Regarding Android exploits, I found out Google had fixed version 2.2.1 so running in-app exploits doesn’t work anymore (I thought its the use of /dev/ptmx which enables applications to connect to shell, but apparently it’s not since no fix relating to this has been issued, yet using /dev/ptmx doen’t work on 2.2.1 as on 2.2). Running exploits thru ADB shell, one can still obtain root (even with the new ADB binary found on 2.3) although many known exploits doesn’t work any more (rage, exploiting hotplug). I also found one troubling Linux exploit from exploit-db.com which poweroff my Android device. Although atm this attack is only a denial-of-service, one might ‘upgrade’ it for privilege escalation. To summarize

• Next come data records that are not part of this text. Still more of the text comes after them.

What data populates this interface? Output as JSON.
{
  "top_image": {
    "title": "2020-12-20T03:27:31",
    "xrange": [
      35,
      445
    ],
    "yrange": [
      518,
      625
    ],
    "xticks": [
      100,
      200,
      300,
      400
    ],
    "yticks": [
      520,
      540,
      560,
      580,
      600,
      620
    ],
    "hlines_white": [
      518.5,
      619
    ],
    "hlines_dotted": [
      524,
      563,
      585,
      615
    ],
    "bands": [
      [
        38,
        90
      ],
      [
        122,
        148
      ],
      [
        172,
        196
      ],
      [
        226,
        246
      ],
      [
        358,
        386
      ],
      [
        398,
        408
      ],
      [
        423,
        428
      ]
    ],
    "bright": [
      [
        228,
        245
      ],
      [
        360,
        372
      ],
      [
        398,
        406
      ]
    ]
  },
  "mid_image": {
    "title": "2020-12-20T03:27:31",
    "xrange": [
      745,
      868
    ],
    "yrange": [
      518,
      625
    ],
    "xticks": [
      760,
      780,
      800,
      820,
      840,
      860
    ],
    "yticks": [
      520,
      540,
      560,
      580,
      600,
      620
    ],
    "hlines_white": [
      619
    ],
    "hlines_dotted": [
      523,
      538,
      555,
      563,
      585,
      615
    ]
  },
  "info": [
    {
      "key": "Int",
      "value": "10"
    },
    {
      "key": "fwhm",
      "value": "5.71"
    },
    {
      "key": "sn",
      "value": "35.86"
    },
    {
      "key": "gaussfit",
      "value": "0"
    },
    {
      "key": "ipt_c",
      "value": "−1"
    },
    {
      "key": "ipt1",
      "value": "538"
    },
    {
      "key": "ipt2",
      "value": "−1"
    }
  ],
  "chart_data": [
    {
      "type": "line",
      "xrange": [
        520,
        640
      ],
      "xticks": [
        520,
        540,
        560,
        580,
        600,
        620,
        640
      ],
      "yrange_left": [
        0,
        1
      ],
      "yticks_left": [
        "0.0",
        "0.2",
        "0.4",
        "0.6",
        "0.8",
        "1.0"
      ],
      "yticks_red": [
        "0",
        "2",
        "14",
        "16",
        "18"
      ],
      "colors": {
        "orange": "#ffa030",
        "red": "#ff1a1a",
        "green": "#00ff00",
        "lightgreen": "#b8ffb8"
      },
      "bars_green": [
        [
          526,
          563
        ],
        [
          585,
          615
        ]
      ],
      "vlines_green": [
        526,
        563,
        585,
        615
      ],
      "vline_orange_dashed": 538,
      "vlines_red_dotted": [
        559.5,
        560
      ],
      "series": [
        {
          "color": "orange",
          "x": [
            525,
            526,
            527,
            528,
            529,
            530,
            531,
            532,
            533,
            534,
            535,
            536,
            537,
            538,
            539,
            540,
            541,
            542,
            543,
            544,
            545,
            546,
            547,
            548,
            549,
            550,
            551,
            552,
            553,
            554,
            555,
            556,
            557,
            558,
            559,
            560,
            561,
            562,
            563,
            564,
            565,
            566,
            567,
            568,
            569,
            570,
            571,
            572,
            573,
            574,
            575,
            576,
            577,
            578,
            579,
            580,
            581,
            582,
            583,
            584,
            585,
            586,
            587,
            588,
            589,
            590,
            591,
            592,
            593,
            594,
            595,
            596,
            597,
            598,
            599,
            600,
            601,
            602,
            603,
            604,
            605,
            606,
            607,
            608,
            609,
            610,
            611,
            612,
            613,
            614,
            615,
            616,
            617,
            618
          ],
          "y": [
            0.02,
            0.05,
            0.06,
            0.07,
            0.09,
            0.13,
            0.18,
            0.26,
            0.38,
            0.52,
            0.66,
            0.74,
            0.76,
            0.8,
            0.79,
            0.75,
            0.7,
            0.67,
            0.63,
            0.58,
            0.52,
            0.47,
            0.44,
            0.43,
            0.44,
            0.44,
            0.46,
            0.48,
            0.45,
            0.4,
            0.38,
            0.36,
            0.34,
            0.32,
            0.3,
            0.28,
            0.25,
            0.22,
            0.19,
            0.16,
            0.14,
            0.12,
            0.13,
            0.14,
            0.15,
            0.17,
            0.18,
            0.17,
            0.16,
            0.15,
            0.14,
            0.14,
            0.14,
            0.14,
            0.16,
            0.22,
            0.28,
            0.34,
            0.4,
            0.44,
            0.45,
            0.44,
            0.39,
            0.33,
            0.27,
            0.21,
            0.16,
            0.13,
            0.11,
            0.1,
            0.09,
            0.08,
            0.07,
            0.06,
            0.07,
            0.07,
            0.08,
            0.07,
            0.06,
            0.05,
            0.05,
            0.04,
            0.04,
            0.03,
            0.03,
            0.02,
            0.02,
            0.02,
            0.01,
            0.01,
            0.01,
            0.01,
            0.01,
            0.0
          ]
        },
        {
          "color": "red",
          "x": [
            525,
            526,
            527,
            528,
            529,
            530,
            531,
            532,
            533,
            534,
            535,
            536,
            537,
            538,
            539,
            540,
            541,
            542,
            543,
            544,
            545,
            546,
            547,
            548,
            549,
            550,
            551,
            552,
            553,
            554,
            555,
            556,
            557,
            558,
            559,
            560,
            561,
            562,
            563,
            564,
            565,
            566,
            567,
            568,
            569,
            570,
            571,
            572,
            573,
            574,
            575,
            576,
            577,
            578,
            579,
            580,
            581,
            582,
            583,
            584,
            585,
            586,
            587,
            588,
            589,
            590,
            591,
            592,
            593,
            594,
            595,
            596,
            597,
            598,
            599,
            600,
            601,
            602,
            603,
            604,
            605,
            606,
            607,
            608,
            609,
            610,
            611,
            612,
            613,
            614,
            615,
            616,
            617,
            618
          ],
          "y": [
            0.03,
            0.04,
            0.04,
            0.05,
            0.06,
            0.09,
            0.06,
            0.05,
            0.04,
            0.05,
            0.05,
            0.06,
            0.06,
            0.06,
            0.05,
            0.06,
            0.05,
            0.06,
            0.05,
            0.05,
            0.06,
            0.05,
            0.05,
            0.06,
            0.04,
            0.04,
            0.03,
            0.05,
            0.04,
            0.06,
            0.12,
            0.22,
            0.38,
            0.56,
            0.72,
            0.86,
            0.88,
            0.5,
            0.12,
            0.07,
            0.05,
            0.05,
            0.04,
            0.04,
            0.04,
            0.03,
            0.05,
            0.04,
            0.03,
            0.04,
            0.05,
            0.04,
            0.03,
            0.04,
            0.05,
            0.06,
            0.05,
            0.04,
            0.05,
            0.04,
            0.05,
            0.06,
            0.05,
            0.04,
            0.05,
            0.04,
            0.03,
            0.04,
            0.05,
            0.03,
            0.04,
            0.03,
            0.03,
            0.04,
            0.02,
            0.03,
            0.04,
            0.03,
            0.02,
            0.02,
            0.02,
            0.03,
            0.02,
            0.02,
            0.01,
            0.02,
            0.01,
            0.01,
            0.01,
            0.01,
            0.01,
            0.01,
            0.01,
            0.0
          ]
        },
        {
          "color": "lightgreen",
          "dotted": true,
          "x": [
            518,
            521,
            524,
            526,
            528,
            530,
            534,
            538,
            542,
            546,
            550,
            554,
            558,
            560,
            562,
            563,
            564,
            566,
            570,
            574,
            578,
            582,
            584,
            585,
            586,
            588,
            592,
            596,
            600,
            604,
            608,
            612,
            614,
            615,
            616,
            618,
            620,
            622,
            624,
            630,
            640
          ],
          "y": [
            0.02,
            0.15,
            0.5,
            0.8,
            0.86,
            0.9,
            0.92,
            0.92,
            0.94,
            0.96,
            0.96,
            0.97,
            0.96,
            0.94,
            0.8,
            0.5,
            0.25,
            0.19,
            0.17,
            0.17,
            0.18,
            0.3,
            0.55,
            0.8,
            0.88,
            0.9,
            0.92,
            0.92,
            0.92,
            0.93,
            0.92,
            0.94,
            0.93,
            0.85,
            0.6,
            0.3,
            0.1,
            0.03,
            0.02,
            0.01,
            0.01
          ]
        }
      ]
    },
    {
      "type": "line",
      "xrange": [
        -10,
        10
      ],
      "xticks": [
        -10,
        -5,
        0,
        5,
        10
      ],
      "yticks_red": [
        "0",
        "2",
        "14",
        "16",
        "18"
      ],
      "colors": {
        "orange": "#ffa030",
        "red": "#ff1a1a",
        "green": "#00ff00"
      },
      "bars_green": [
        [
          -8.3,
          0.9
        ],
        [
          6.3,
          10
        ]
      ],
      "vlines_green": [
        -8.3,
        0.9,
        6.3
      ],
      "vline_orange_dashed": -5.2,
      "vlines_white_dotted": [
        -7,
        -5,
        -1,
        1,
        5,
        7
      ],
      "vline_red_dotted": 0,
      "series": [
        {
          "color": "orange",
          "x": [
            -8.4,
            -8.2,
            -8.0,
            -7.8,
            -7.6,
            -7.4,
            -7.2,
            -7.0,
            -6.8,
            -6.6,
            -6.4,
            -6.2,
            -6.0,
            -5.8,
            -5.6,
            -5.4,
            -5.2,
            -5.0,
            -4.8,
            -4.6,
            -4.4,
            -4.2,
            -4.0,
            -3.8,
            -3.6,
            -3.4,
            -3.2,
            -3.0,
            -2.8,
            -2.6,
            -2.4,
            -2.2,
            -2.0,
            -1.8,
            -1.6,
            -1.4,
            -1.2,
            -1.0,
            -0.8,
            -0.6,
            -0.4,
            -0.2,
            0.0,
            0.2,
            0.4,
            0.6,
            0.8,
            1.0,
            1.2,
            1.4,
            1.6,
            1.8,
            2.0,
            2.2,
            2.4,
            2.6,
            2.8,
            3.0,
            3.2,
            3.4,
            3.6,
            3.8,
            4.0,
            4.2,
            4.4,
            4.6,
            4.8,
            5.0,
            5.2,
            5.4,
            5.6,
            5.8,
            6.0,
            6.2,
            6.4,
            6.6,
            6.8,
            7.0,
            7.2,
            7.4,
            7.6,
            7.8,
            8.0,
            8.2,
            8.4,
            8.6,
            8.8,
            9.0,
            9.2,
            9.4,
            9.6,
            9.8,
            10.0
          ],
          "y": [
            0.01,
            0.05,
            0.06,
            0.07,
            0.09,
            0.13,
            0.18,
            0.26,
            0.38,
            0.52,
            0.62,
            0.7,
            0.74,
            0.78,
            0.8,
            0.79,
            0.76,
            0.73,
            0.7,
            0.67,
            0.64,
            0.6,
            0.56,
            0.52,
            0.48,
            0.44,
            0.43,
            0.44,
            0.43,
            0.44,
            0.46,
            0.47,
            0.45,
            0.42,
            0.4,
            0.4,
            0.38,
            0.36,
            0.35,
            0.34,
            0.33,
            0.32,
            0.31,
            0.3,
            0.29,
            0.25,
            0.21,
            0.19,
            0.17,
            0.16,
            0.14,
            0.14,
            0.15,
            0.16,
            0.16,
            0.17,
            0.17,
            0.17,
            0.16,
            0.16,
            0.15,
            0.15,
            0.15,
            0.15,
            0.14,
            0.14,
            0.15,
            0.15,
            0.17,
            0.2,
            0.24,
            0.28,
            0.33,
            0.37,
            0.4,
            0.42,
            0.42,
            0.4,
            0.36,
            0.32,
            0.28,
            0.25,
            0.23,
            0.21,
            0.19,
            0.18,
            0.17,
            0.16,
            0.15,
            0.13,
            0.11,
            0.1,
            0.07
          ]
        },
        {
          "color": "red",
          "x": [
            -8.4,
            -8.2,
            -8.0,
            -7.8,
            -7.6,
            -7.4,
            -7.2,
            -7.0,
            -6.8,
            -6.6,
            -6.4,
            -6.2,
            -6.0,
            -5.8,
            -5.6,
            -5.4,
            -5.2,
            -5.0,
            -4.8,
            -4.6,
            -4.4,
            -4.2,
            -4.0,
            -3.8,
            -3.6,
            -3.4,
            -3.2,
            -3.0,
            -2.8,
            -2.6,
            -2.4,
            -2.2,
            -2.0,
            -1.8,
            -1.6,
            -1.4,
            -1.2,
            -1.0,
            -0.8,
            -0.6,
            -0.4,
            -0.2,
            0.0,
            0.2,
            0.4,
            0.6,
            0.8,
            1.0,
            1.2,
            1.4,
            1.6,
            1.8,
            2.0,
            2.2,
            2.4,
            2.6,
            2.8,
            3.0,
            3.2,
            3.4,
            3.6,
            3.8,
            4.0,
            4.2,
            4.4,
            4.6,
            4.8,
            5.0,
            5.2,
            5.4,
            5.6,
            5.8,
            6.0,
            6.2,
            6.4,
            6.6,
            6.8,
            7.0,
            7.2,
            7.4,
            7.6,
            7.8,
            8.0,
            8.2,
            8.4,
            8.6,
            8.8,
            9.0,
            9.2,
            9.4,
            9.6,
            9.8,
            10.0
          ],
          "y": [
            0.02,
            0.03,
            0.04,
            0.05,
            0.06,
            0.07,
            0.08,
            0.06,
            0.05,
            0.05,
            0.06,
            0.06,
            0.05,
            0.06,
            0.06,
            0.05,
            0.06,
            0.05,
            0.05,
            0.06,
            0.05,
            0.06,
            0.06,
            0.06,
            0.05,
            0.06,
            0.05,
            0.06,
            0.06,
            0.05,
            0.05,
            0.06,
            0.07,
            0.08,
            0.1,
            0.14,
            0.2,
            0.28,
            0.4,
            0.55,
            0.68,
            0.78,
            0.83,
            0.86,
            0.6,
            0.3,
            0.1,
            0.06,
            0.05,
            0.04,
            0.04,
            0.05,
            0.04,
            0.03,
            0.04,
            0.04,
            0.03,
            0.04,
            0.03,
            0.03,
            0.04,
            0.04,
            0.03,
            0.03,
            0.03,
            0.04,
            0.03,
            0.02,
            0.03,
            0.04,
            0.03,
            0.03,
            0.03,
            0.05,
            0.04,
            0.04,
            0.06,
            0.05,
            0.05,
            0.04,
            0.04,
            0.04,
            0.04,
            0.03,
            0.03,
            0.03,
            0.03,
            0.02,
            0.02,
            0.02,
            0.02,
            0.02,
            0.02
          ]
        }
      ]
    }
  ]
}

ADB Android exploit status:
2.2 – adb shell exploitable, in-app exploitable
2.2.1 – adb shell exploitable, in-app not exploitable
2.3 – adb shell semi-exploitable, in-app not exploitable
So we can see the progress Google had made, but it’s not perfect yet.
Also, Google is pushing a silent update to prevent in-app exploits in current version (someone told me it’s not even for 2.2.1 which points to 2.2 as the candidate). I guess we’ll know shortly.
Some important links to watch: